The third part of the book is devoted to ways to overcome procrastination. There is no cure yet, but some treatments are proven to be of help to some. It is tempting to relate some of the advice given in this part of the book, advice backed up by empirical research, and I'll mention just a few tips: you must have specific plans as to when, where, and how you will perform a specific task. It is best if you form what is called an "implementation intention" -- a plan that has an if-then structure, such as "if I turn on the computer, I'll first work on my essay for 20 minutes." You must use "scaffolding" for your will, that is, manipulate the environment in such a way as to make your desired behavior more likely: if you want to be hard-working, for example, try to be around hard-working people. If you tend to check your email too much, make it hard for yourself to connect to the internet (advice is given about specific scaffolding techniques). If you have more self-control in some domains than others, says Chrisoula Andreou, you can "leverage" control -- reward or punish yourself into changing your behavior. There is more (I am talking here about papers by Joseph Heath and Joel Anderson, Frank Wieber and Peter Gollwitzer, as well as Andreou). I fully intend to try some of the methods suggested (when I get around to them). It can become hard to find the philosophy in these science-oriented articles, though again I sympathize with the authors' and editors' desire to make philosophical discussion of the topic more empirically informed. In a different vein, Manuel Ustet, and to some extent Heath and Anderson, asks questions about the legitimacy of allowing public policy and law to aim at reducing procrastination.

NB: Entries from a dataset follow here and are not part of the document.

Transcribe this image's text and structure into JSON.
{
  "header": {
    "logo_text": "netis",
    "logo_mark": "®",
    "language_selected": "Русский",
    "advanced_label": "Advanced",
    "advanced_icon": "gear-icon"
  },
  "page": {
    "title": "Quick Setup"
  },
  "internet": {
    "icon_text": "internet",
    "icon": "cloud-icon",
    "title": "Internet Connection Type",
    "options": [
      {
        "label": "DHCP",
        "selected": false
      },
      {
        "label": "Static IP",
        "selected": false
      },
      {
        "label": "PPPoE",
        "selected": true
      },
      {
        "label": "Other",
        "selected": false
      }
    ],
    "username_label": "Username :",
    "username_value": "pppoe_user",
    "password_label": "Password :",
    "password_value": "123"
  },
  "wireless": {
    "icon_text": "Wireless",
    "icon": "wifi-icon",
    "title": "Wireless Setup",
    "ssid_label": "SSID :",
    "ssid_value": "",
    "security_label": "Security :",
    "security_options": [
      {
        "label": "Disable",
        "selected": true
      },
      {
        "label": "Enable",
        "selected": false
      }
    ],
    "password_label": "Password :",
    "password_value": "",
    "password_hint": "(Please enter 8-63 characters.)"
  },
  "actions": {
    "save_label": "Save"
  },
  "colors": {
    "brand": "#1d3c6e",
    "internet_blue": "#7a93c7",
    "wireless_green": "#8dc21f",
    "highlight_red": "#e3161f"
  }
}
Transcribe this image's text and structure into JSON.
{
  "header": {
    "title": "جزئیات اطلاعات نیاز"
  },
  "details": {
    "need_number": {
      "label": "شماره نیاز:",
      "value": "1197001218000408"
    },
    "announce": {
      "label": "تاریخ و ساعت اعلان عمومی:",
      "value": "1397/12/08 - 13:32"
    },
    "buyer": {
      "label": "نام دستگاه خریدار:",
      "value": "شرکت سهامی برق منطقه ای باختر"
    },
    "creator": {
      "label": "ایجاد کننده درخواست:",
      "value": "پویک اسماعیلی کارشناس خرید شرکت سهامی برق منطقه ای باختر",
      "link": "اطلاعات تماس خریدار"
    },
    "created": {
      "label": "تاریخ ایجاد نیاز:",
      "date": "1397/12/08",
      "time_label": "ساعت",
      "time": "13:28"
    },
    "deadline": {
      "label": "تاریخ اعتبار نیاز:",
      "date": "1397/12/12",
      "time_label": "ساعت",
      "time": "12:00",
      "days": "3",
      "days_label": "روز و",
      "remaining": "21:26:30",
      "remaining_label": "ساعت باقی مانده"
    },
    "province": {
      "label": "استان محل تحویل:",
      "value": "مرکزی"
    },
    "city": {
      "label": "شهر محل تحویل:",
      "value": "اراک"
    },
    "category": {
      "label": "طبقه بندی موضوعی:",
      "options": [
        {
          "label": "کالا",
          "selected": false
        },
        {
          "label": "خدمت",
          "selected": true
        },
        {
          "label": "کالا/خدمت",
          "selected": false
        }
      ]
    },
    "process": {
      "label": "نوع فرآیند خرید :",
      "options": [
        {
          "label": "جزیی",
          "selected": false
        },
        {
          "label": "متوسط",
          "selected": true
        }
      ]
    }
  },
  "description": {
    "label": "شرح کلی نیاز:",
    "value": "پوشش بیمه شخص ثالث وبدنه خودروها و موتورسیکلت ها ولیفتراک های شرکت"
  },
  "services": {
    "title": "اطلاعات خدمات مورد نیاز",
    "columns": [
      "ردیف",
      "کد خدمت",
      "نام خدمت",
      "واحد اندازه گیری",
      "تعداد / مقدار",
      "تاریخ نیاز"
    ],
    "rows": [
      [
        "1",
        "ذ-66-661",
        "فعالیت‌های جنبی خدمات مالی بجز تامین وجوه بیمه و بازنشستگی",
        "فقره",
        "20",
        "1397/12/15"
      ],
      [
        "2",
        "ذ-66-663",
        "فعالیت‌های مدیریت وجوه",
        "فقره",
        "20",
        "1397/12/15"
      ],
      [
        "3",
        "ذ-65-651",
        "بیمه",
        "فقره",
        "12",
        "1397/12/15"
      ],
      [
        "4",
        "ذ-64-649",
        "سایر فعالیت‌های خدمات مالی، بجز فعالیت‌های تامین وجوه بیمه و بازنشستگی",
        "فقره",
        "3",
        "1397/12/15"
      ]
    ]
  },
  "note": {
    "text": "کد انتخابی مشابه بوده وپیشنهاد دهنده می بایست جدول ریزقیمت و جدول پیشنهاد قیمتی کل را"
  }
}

One advice-laced article -- by Mark White -- appears to be both more philosophical than others and completely at odds with their conclusions. White posits a view of the mind according to which we have a special faculty of willing but does not -- understandably, given available space -- defend it. He tells us that it is bad to use self-manipulation through one's environment because that might weaken our will through lack of use. Is it because we need our will to fall back on when scaffolding is not available, or is it somehow unseemly or less than moral not to develop our wills -- an abdication of our autonomy ? Definitely the former, but sometimes the latter also appears to be implied. What, then, should we do? White's initial advice is that the agent should "try harder." Later, however, he appeals to current studies showing that the will, like a muscle, can be strengthened by training, and advises us to train our wills. It is unclear that autonomous Kantian wills are the sort of things that can weaken from lack of use or grow in the manner of muscles, for are they not things that all rational agents have to the same degree no matter what? White also appears to overlook the fact that training the will like a muscle is a somewhat different thing to do from "trying harder." One does not develop the ability to lift a large rock simply by trying harder to do it but through a process that involves such things as starting with smaller rocks, alternating between exertion and rest, getting enough food of the right sort, and so on. In other words, training the will as if it were a muscle would involve some self-manipulation through the environment.

All in all, this collection is good reading for anyone who would like to do philosophy on the subject of procrastination or who seeks to procrastinate her work by reading interesting things.